The United African American Ministerial Action Council (UAAMAC) has been hosting the gun buy-back program for five years in Southeast San Diego.
This year, the violence that occurred one week earlier was on many minds at the event.
Dennis O’Brien said the Sandy Hook Elementary school shooting prompted him to exchange the gun he never uses for a gift card.
“If you’re not using it, then why have it?” he said.
He said he intends to send the money to help the community of Newtown.
Elona Taylor waited in line to turn in guns she had inherited over the years.
“It makes it even more heart-wrenching after hearing what happened back in Connecticut,” Taylor said. “It’s time just to get ‘em out of here.”

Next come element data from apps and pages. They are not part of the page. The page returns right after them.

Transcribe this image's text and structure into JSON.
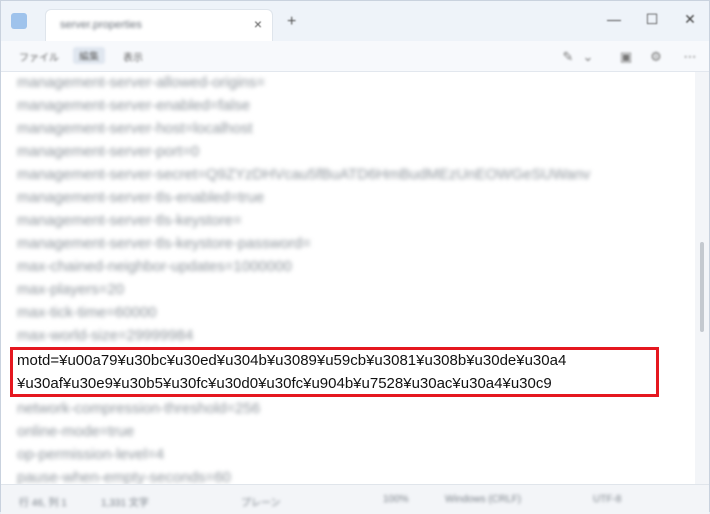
{
  "window": {
    "tab_title": "server.properties",
    "tab_close": "×",
    "new_tab": "+",
    "minimize": "—",
    "maximize": "☐",
    "close": "✕"
  },
  "menu": {
    "items": [
      "ファイル",
      "編集",
      "表示"
    ]
  },
  "toolbar": {
    "icons": [
      "format-icon",
      "dropdown-icon",
      "save-icon",
      "settings-icon",
      "more-icon"
    ]
  },
  "editor": {
    "lines_before": [
      "management-server-allowed-origins=",
      "management-server-enabled=false",
      "management-server-host=localhost",
      "management-server-port=0",
      "management-server-secret=Q9ZYzDHVcau5fBuATD6HmBudMEzUnEOWGeSUWanv",
      "management-server-tls-enabled=true",
      "management-server-tls-keystore=",
      "management-server-tls-keystore-password=",
      "max-chained-neighbor-updates=1000000",
      "max-players=20",
      "max-tick-time=60000",
      "max-world-size=29999984"
    ],
    "motd_lines": [
      "motd=¥u00a79¥u30bc¥u30ed¥u304b¥u3089¥u59cb¥u3081¥u308b¥u30de¥u30a4",
      "¥u30af¥u30e9¥u30b5¥u30fc¥u30d0¥u30fc¥u904b¥u7528¥u30ac¥u30a4¥u30c9"
    ],
    "lines_after": [
      "network-compression-threshold=256",
      "online-mode=true",
      "op-permission-level=4",
      "pause-when-empty-seconds=60"
    ],
    "highlight_color": "#e5171f"
  },
  "status": {
    "position": "行 46, 列 1",
    "chars": "1,331 文字",
    "plain": "プレーン",
    "zoom": "100%",
    "line_ending": "Windows (CRLF)",
    "encoding": "UTF-8"
  }
}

Since its inception, the program has removed 700 guns off the streets according to San Diego County District Attorney Bonnie Dumanis.
“It takes on a special significance of course with what happened in Connecticut,” Dumanis said. “We mourn with those in Connecticut, those innocent victims.”
She said tragedy like what happened on Dec. 14 usually sparks action.
“We’ve had enough," Dumanis said. "We join the president and everybody else who say ‘It’s time to stop the gun violence and to do something.'"
Roy Tyler of Emery Hills missed his walk to wait in line for his daughter. “Everybody should be out here getting rid of them, getting rid of these guns,” he said.
The District Attorney's Office donated $5,000 in asset forfeiture funds to this year's program.
Gun owners exchanged weapons for gift cards - $50 credit for shotguns and rifles, $100 for pistols and assault weapons. San Diego police officers handled and cataloged the weapons.
They will also destroy those weapons turned in, organizers said.
In the end, gun owners in San Diego traded more than 350 weapons for gift cards and vouchers Friday.